Frankly, we weren’t ready to let go. It was a lesson we learned the hard way, writing I’m Not Okay. The more we wrote, the more that book began to do what it wanted apart from Death Note, but we kept trying to force the enduring intent that we were going to bring it all back around to the Redeemer Series. Slowly, our audience started to drop off, frustration began to show in reviews. The longer names like Kira and L and Mello were absent from the text, the less people stayed with us, and the more that happened, the more we began to wonder at what point did we have to accept the truth: that we’d moved on.
The readers that remained and invested honestly in our burgeoning original tale, weathered our indecisiveness, but started to agree that we needed to break it off. Not Okay was becoming its own thing, and to proceed without letting the book organically grow as itself, was proving a hindrance to the work and to our efforts. And clearly it was pissing off the people still holding out for L and Light to make an appearance.
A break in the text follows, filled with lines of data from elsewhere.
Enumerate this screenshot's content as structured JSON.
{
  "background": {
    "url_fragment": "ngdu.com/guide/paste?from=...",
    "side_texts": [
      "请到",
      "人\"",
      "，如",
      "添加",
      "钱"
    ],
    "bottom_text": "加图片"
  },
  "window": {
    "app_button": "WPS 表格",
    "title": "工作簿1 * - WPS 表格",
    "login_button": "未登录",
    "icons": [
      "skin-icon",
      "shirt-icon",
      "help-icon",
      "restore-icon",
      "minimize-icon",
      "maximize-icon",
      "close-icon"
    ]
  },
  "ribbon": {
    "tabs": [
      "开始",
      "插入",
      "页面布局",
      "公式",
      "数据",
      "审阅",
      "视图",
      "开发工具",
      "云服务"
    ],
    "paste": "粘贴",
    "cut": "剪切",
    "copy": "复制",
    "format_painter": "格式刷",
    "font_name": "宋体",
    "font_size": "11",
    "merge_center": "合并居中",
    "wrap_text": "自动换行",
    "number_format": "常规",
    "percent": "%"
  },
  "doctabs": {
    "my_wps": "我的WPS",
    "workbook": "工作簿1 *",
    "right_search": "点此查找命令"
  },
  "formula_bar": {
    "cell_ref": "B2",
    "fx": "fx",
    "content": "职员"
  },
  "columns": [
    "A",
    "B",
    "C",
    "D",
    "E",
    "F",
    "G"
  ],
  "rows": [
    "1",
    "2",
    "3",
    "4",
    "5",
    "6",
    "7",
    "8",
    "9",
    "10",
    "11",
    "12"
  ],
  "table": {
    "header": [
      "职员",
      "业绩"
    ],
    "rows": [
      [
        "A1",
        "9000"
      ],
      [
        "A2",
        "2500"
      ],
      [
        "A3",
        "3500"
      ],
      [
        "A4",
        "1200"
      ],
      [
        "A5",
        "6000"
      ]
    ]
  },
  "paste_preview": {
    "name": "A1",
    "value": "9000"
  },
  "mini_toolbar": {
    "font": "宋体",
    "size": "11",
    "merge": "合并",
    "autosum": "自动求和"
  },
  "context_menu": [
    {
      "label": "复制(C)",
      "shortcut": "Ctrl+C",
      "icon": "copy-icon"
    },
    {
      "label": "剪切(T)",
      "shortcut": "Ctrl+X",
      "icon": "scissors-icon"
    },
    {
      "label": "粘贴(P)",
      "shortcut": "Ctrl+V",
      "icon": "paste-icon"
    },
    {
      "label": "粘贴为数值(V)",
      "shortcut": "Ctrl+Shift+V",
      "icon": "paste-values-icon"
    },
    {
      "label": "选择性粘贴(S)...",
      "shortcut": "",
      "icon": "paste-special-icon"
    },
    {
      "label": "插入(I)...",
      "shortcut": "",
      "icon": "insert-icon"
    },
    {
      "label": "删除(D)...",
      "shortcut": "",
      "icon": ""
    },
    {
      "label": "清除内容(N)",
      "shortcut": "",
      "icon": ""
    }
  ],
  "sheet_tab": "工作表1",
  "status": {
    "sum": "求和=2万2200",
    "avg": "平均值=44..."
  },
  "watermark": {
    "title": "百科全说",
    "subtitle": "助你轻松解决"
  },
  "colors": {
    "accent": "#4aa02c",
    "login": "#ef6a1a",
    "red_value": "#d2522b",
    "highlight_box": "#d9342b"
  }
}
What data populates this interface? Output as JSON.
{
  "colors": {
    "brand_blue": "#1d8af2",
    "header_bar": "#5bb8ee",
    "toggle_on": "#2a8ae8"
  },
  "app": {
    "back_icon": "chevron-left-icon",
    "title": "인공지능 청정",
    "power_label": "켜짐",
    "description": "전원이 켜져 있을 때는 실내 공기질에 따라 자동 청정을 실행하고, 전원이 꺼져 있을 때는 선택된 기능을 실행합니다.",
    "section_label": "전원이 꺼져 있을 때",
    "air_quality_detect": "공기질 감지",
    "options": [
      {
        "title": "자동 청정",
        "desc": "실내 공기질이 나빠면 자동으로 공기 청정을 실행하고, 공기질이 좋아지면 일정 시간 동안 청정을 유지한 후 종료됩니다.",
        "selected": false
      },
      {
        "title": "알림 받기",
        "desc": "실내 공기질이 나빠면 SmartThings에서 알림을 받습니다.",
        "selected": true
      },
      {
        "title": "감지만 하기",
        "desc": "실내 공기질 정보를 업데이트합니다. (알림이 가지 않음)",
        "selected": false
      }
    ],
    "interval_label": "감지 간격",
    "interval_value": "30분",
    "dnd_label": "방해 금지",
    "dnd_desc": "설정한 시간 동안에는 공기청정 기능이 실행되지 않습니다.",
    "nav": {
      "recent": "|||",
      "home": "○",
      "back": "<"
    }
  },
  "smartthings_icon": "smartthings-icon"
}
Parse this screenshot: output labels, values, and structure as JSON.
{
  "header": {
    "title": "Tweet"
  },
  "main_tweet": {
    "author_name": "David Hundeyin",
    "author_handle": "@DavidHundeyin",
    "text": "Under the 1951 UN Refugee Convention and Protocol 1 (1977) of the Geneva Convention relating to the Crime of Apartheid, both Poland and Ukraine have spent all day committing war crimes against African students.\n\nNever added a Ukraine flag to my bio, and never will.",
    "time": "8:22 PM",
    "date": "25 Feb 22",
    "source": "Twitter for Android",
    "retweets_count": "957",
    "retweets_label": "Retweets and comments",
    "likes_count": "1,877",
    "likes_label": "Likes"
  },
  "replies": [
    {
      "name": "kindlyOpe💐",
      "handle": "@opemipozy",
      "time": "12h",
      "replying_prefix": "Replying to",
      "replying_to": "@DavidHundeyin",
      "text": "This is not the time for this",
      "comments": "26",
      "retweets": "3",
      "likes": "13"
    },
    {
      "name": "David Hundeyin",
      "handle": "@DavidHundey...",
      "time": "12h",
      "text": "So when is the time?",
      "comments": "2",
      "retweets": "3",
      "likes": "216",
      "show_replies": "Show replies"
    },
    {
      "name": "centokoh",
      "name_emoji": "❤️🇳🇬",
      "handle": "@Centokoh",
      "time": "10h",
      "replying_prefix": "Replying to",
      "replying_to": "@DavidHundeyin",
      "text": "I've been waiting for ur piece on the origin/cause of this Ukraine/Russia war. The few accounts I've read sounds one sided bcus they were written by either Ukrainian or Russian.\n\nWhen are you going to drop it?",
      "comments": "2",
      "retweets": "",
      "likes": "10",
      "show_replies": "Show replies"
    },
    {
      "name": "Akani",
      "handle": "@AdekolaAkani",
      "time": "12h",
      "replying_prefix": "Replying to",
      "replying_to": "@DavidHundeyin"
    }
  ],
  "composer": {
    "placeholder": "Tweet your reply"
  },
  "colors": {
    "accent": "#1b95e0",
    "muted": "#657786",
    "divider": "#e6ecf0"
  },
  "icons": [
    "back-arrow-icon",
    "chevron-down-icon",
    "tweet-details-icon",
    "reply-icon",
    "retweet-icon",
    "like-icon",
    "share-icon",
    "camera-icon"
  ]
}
So we decided to call it, and we removed I’m Not Okay from AFF and put the Redeemer Series on indefinite hiatus.
The Redeemer Series Transforms into The Breaking Across Devotion Series
Because all of this siphoned down from The Redeemer Series, there were initially some similarities between concepts we'd been exploring beyond canon when it came to characters like Beyond and L particularly. Those similarities eventually diluted until we can really just shout out to their original incarnates like a sentimental homage.
However, as we planned the world of our new original universe, we realized there were still elements we'd incorporated in To Be and its compatriots that we wanted to explore and adapt. We began to pull some of these concepts back in, revisiting ideas we had for the Redeemer Series with new eyes as we constructed a world, while removed from Death Note, was not necessarily removed from our signature subjects.
Our explorations of madness and the asylum culture, our crazed characters who often speak in sing-song~ Our off-beat, anarchist, angst-ridden, pretty boys. That’s who we are as writers, and that’s what we have been building into our new work--The Breaking Across Devotion Series. Literally a tale about rock stars and serial killers. I’m not even kidding.
We made every attempt to spread the word about why the Redeemer books were coming down, but our reach is none too wide these days, and I know there are a great many readers out there who are angry and disappointed. Trust me, I get it and I’m sorry.
The Redeemer Series had a great long run. We had a lot of fun writing it, we had an amazing experience with the audience it garnered. We’re grateful and we thank you guys who latched on to it and enjoyed it so much. Redeemer itself is still public on AFF and won’t be going anywhere. It is undeniably, a Death Note fanfic.
However, I am going to echo what I’ve said repeatedly in statements about the series’ removal: that if you so happen to have downloaded copies of the novels, you are free to keep them for you own reading pleasure. Just please do not share them online, or post them for download, and please do not plagiarize them (have some humanity, I beg you).
Anda and I are hard at work on The Breaking Across Devotion Series (BAD for short) and are very active on our new forum, CocoaCoveredGods.
Anyone is free to join if they want to get in touch with us, want to ask us anything about Redeemer, or want to check out what still exists of the Redeemer Series content regarding the removed books, Character Asks, fan art, etc. And yes, there’s even a thread where we speak to the unsolved mysteries of the series and where future plans were heading, so what was left unfinished can at least have some closure. (Was Matt ever going to die as predicted? Short answer: no.)
We’re also open to betas of the new series. Since we’re planning to publish, it’s not open membership, but if you're interested, come over and let us get to know you, get to know us, and we’ll be more than happy to consider you as a beta. Chances are, if you enjoyed the Redeemer Series, what we’re doing now will be right up your alley. It’s just as dark, and twisted and saturated in atmosphere as books like To Be, Our Time and Sins were.